Segment Start: Records provided

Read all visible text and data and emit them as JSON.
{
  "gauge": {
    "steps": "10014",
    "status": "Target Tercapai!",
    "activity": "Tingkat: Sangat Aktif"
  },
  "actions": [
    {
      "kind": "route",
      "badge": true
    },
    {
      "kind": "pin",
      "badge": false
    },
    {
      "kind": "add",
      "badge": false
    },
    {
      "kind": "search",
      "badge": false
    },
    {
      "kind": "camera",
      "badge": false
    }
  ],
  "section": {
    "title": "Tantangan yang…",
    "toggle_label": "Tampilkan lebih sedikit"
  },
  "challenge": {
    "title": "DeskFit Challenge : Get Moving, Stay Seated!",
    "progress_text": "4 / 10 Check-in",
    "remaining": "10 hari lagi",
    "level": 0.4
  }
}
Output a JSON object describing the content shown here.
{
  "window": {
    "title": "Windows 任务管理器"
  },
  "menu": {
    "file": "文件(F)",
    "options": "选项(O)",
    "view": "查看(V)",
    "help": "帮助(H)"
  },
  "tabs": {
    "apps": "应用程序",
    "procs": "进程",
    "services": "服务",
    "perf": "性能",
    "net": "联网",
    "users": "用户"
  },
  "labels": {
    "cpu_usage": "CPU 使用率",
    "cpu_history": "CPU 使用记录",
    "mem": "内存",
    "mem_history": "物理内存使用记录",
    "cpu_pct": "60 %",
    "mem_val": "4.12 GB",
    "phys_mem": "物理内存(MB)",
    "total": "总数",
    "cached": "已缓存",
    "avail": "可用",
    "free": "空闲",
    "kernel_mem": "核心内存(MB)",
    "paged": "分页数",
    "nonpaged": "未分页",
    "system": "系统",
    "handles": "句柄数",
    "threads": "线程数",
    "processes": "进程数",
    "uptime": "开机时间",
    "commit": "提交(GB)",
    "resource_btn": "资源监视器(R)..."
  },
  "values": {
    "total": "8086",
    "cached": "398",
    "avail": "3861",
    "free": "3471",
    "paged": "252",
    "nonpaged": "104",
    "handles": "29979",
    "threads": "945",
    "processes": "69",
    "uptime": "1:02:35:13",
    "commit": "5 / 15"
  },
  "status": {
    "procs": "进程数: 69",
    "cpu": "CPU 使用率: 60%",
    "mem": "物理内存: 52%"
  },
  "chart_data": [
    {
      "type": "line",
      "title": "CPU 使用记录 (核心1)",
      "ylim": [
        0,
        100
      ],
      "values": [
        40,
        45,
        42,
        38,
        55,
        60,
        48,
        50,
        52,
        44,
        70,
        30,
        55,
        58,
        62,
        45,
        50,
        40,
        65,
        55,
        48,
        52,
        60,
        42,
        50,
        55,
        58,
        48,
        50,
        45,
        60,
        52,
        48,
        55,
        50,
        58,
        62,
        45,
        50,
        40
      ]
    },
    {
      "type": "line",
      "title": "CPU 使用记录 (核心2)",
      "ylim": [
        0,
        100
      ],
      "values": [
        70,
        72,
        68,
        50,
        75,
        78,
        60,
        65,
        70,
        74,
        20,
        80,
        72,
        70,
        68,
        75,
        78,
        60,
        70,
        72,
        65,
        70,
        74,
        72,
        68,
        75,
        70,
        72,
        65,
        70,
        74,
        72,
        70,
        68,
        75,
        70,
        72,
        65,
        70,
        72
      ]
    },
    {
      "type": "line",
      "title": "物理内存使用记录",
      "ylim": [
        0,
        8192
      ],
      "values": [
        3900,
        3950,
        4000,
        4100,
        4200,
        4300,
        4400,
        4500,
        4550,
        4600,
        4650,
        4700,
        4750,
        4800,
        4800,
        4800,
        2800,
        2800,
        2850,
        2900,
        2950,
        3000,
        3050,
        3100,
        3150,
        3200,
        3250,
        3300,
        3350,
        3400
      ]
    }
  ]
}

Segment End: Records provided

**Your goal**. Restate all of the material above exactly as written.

**Reply**.
Read all visible text and data and emit them as JSON.
{
  "gauge": {
    "steps": "10014",
    "status": "Target Tercapai!",
    "activity": "Tingkat: Sangat Aktif"
  },
  "actions": [
    {
      "kind": "route",
      "badge": true
    },
    {
      "kind": "pin",
      "badge": false
    },
    {
      "kind": "add",
      "badge": false
    },
    {
      "kind": "search",
      "badge": false
    },
    {
      "kind": "camera",
      "badge": false
    }
  ],
  "section": {
    "title": "Tantangan yang…",
    "toggle_label": "Tampilkan lebih sedikit"
  },
  "challenge": {
    "title": "DeskFit Challenge : Get Moving, Stay Seated!",
    "progress_text": "4 / 10 Check-in",
    "remaining": "10 hari lagi",
    "level": 0.4
  }
}
Output a JSON object describing the content shown here.
{
  "window": {
    "title": "Windows 任务管理器"
  },
  "menu": {
    "file": "文件(F)",
    "options": "选项(O)",
    "view": "查看(V)",
    "help": "帮助(H)"
  },
  "tabs": {
    "apps": "应用程序",
    "procs": "进程",
    "services": "服务",
    "perf": "性能",
    "net": "联网",
    "users": "用户"
  },
  "labels": {
    "cpu_usage": "CPU 使用率",
    "cpu_history": "CPU 使用记录",
    "mem": "内存",
    "mem_history": "物理内存使用记录",
    "cpu_pct": "60 %",
    "mem_val": "4.12 GB",
    "phys_mem": "物理内存(MB)",
    "total": "总数",
    "cached": "已缓存",
    "avail": "可用",
    "free": "空闲",
    "kernel_mem": "核心内存(MB)",
    "paged": "分页数",
    "nonpaged": "未分页",
    "system": "系统",
    "handles": "句柄数",
    "threads": "线程数",
    "processes": "进程数",
    "uptime": "开机时间",
    "commit": "提交(GB)",
    "resource_btn": "资源监视器(R)..."
  },
  "values": {
    "total": "8086",
    "cached": "398",
    "avail": "3861",
    "free": "3471",
    "paged": "252",
    "nonpaged": "104",
    "handles": "29979",
    "threads": "945",
    "processes": "69",
    "uptime": "1:02:35:13",
    "commit": "5 / 15"
  },
  "status": {
    "procs": "进程数: 69",
    "cpu": "CPU 使用率: 60%",
    "mem": "物理内存: 52%"
  },
  "chart_data": [
    {
      "type": "line",
      "title": "CPU 使用记录 (核心1)",
      "ylim": [
        0,
        100
      ],
      "values": [
        40,
        45,
        42,
        38,
        55,
        60,
        48,
        50,
        52,
        44,
        70,
        30,
        55,
        58,
        62,
        45,
        50,
        40,
        65,
        55,
        48,
        52,
        60,
        42,
        50,
        55,
        58,
        48,
        50,
        45,
        60,
        52,
        48,
        55,
        50,
        58,
        62,
        45,
        50,
        40
      ]
    },
    {
      "type": "line",
      "title": "CPU 使用记录 (核心2)",
      "ylim": [
        0,
        100
      ],
      "values": [
        70,
        72,
        68,
        50,
        75,
        78,
        60,
        65,
        70,
        74,
        20,
        80,
        72,
        70,
        68,
        75,
        78,
        60,
        70,
        72,
        65,
        70,
        74,
        72,
        68,
        75,
        70,
        72,
        65,
        70,
        74,
        72,
        70,
        68,
        75,
        70,
        72,
        65,
        70,
        72
      ]
    },
    {
      "type": "line",
      "title": "物理内存使用记录",
      "ylim": [
        0,
        8192
      ],
      "values": [
        3900,
        3950,
        4000,
        4100,
        4200,
        4300,
        4400,
        4500,
        4550,
        4600,
        4650,
        4700,
        4750,
        4800,
        4800,
        4800,
        2800,
        2800,
        2850,
        2900,
        2950,
        3000,
        3050,
        3100,
        3150,
        3200,
        3250,
        3300,
        3350,
        3400
      ]
    }
  ]
}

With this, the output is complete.